Another shop project centered on testing tank trailers for the US Army's 101st Airborne Division. About 8-10 trailers went through the shop each month before being transported to Iraq.

Maintenance and repair services also are available for tractors and trucks, including preventive maintenance and repairs for transmissions, alternators, and other powertrain components. When Thompson bought the Nashville facility, he added new welding machines and transmission jacks.

The eight-bay shop (one bay dedicated to truck service) has a manager and seven mechanics. Trailer Mate, a shop management software program, manages the $500,000 worth of parts inventory, as well as work orders. It can be used to scan and manage time cards and billing, as well.

Tank cleaning

The computer system also tracks data for the tank cleaning division that includes two chemical bays and one foodgrade bay. Four tank cleaners share an overlapping schedule, two on duty from 7 am until 6 pm and two working 11 am until 8 pm.

Three vats, each with 2,000-gallon capacity, contain hot and cold water and caustic. The in-house-constructed system is equipped with Sellers Cleaning Systems and Gamajet Cleaning Systems spinners, while three Alladin boilers, each with 60,000 btu, supply steam.

“We steam or wash all tank trailers before we begin repairs,” Thompson says. “Nitrogen is forced off with water and we test the atmosphere of every tank at the wash rack and in the shop. Asphalt and petroleum trailers are metered every two hours to be sure there is no vapor buildup that could ignite.”

A wastewater system includes a 10,000 gallon holding tank that receives effluent from underground vats in the bays where solids are separated. A probe in the tank reads the wastewater pH count for automatic adjustment.

Expanding business

With the repair and tank cleaning bays staying busy, Thompson says he would like to expand the business, but will have to purchase property in another location because the current site has no room to grow. The company was started in 2001, but Thompson has 37 years of experience in the industry.

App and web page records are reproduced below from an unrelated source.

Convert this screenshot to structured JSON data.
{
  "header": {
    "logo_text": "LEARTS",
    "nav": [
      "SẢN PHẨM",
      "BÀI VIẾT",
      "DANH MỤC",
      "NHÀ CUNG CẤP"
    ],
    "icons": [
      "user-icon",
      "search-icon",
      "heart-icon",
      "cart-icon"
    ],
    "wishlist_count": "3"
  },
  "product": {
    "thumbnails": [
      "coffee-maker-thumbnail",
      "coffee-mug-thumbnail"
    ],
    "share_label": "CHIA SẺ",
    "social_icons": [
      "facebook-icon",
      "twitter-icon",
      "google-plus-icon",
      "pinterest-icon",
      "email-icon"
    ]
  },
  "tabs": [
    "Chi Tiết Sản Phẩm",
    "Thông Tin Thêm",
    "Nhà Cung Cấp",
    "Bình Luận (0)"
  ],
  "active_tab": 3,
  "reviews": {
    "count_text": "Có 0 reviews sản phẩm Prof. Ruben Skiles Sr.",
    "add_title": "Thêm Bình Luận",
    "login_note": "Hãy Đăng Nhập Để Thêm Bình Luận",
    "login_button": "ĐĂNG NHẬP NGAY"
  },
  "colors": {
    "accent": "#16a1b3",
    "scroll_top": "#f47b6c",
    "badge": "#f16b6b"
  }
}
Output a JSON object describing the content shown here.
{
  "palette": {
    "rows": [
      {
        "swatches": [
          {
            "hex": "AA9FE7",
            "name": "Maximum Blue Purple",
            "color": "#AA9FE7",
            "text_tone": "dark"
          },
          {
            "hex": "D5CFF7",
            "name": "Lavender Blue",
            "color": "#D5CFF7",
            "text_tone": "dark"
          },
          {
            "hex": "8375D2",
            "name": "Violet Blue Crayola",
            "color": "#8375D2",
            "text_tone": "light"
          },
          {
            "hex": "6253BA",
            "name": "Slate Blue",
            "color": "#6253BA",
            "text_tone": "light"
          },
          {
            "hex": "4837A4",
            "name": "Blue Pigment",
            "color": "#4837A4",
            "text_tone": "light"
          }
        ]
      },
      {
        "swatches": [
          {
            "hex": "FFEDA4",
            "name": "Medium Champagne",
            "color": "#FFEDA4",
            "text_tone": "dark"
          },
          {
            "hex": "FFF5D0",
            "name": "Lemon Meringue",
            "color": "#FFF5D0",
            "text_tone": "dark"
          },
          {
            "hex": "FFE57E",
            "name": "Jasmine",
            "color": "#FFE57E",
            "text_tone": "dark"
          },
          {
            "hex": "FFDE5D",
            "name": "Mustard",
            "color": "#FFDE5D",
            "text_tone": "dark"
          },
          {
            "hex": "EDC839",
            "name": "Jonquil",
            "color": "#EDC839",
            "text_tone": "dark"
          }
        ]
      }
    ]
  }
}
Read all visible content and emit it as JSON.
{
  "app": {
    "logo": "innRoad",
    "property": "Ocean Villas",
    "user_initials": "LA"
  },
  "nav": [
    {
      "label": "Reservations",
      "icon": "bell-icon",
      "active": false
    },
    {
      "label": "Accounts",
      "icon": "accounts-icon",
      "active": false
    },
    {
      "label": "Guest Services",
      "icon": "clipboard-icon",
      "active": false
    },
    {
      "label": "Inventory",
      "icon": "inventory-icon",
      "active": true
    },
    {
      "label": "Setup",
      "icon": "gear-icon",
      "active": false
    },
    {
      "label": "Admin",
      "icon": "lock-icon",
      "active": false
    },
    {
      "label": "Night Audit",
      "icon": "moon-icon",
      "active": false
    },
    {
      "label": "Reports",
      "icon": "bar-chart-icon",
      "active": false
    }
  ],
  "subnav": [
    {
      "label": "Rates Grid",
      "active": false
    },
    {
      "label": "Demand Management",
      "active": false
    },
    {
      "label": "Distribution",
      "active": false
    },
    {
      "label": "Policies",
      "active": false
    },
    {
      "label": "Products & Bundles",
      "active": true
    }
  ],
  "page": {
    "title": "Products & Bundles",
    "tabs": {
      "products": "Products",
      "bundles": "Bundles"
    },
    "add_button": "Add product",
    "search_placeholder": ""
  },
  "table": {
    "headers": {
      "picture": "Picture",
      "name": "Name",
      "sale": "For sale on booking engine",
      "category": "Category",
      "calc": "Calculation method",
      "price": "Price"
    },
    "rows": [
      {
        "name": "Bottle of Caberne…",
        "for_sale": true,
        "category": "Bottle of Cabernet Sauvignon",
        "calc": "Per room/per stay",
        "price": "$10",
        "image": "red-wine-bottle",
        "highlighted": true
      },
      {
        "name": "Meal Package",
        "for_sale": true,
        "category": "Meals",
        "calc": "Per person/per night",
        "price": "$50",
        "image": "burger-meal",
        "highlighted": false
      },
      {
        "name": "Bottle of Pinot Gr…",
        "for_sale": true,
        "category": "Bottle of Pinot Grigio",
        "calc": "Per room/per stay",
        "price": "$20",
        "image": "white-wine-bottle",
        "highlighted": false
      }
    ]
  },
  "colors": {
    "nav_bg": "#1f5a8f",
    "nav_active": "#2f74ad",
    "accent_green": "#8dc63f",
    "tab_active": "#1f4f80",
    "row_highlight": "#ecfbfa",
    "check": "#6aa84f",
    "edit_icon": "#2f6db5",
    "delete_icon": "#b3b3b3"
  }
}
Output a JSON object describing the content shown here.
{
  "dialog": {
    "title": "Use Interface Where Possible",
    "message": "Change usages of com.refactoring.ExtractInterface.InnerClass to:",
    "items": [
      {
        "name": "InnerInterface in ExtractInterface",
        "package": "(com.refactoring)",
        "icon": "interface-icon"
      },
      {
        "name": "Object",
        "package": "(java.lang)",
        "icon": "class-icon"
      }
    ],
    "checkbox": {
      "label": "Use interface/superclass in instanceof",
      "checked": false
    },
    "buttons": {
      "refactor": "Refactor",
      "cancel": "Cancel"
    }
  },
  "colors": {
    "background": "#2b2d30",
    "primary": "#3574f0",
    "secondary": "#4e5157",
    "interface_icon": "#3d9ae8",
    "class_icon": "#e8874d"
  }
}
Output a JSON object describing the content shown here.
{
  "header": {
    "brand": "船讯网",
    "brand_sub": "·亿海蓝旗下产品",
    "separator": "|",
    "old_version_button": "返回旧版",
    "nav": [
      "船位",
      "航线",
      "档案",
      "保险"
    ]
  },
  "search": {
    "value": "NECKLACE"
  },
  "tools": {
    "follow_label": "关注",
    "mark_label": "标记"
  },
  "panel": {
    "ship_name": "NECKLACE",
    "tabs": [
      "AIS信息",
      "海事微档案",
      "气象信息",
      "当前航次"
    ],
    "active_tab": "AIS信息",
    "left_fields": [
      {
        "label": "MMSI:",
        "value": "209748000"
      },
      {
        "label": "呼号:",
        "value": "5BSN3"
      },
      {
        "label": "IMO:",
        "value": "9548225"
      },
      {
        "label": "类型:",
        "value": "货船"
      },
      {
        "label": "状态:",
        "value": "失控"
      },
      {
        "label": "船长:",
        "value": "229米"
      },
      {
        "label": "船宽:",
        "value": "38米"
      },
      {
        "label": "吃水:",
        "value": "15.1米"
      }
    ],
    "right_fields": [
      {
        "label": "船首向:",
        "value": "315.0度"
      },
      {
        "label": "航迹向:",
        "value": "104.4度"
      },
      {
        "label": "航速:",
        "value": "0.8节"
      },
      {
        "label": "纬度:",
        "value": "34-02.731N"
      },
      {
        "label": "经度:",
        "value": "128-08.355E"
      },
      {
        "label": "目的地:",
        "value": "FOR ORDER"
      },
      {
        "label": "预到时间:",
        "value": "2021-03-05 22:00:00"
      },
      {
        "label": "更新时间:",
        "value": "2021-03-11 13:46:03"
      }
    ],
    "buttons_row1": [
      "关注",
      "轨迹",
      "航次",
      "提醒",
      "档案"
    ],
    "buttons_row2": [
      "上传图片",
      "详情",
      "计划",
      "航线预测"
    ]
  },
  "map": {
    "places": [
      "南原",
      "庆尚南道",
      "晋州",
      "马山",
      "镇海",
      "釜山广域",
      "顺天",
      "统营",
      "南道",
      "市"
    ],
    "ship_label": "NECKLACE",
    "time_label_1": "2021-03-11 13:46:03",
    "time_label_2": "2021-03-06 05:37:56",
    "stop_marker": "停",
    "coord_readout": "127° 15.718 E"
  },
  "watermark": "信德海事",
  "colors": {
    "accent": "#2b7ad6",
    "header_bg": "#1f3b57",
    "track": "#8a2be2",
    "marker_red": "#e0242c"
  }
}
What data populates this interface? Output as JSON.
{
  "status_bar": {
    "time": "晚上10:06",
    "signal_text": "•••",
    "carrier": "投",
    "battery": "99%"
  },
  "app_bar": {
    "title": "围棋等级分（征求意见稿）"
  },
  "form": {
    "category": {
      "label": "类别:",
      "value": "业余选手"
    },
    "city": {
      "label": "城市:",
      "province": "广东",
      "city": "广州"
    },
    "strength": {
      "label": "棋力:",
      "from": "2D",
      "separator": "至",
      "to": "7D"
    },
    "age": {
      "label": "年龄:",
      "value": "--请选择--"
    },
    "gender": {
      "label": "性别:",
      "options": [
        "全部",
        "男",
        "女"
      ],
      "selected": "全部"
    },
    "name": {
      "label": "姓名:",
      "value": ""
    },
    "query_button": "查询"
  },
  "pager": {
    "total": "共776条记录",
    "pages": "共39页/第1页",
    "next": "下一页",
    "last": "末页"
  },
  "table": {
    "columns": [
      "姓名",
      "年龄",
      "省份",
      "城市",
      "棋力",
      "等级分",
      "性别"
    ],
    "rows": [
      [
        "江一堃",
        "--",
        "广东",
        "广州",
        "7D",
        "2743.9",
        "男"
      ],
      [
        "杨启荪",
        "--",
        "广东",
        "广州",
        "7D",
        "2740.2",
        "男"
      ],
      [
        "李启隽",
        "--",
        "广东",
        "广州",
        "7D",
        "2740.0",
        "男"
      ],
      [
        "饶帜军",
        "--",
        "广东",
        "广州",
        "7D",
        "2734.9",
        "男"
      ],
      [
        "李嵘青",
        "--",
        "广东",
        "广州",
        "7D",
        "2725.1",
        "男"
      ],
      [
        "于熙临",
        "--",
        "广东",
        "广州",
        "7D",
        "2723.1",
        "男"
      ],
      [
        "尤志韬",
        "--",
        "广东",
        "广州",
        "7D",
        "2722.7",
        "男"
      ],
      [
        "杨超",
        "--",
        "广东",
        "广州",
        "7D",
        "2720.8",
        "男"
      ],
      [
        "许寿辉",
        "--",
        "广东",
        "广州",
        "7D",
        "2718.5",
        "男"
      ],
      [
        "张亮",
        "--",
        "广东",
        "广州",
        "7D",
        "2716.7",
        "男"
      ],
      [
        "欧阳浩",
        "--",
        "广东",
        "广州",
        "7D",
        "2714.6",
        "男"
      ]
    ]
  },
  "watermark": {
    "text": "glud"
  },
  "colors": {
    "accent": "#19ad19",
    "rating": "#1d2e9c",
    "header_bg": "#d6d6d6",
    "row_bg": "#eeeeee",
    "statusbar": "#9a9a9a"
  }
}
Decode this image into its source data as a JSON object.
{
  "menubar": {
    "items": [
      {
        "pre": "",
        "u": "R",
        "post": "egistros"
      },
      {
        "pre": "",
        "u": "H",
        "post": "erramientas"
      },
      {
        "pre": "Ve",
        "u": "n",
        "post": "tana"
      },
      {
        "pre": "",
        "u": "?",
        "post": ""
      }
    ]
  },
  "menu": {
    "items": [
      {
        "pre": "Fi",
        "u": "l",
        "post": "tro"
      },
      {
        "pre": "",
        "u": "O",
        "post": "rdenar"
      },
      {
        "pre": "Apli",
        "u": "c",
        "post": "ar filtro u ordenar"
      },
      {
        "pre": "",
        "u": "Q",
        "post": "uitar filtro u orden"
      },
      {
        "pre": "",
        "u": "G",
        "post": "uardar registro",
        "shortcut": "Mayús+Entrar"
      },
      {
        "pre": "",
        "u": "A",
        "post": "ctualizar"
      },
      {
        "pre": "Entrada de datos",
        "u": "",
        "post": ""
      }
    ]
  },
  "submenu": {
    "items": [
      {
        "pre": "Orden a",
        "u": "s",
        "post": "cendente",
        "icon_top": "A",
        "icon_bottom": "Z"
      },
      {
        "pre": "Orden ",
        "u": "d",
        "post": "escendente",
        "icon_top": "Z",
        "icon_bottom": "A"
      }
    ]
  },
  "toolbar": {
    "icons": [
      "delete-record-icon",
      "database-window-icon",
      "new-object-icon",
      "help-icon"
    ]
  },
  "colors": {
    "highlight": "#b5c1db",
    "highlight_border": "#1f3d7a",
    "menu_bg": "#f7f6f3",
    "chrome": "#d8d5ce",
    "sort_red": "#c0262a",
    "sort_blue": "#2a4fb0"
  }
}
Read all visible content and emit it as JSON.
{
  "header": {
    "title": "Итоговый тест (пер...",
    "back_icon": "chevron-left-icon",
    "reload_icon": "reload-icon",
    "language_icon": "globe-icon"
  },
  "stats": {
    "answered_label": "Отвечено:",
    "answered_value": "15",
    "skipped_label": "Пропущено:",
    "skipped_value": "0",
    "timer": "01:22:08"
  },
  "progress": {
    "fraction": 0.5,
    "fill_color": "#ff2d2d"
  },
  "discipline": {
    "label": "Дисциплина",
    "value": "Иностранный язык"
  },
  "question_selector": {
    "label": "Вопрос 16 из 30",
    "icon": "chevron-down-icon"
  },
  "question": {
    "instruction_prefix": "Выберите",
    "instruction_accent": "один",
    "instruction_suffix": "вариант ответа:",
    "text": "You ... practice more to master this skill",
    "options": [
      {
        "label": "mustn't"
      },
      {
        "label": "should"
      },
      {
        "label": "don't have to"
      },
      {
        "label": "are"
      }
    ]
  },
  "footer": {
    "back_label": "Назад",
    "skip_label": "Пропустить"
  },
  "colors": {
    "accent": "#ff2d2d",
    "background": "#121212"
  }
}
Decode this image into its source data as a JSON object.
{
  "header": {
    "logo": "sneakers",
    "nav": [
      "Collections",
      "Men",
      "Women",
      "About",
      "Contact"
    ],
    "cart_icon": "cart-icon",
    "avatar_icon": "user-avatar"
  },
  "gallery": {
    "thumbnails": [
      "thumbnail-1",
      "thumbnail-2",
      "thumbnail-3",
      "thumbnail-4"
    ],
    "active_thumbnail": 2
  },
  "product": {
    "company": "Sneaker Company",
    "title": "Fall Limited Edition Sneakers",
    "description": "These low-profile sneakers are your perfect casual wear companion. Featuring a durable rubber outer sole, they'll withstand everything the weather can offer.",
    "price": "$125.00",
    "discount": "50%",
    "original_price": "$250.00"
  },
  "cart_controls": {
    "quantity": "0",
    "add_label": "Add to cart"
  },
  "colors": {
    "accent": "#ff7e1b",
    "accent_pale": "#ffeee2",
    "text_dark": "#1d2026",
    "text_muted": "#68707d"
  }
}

He first began a repair business in 1969, and eventually sold that company. He returned to ownership when he bought the current Nashville facility from Foxcraft Trailers Inc. For years after selling his first shop, Thompson was employed by Foxcraft and oversaw construction of a Tampa, Florida, facility. When the opportunity arose for him to purchase the Nashville shop, he snapped it up.

Today, Thompson and his wife, Barbara, manage the business that has annual revenue of $2.2 million. She focuses on administrative duties, including parts and inventory management. He oversees the shop and tank cleaning operation.

The company is a dealer for Polar Corp tank trailers and New Progress Llc truck tanks. Girard, Civacon, EBW, Scully, Emco Wheaton, Roper, and PT Coupling are included among the suppliers. Florida Rock and Tank Lines Inc, Highway Transport Inc, and Dupre Transport Inc all have terminals on site, and Spirit Express and Bulkmatic Transport Co use the yard to park equipment.

Looking to the future, Thompson says he plans to continue emphasis on safety and quality service while considering another location in order to expand. Meanwhile, the repair and cleaning bays are filled with work and the future appears rosy.

About the Author

Mary Davis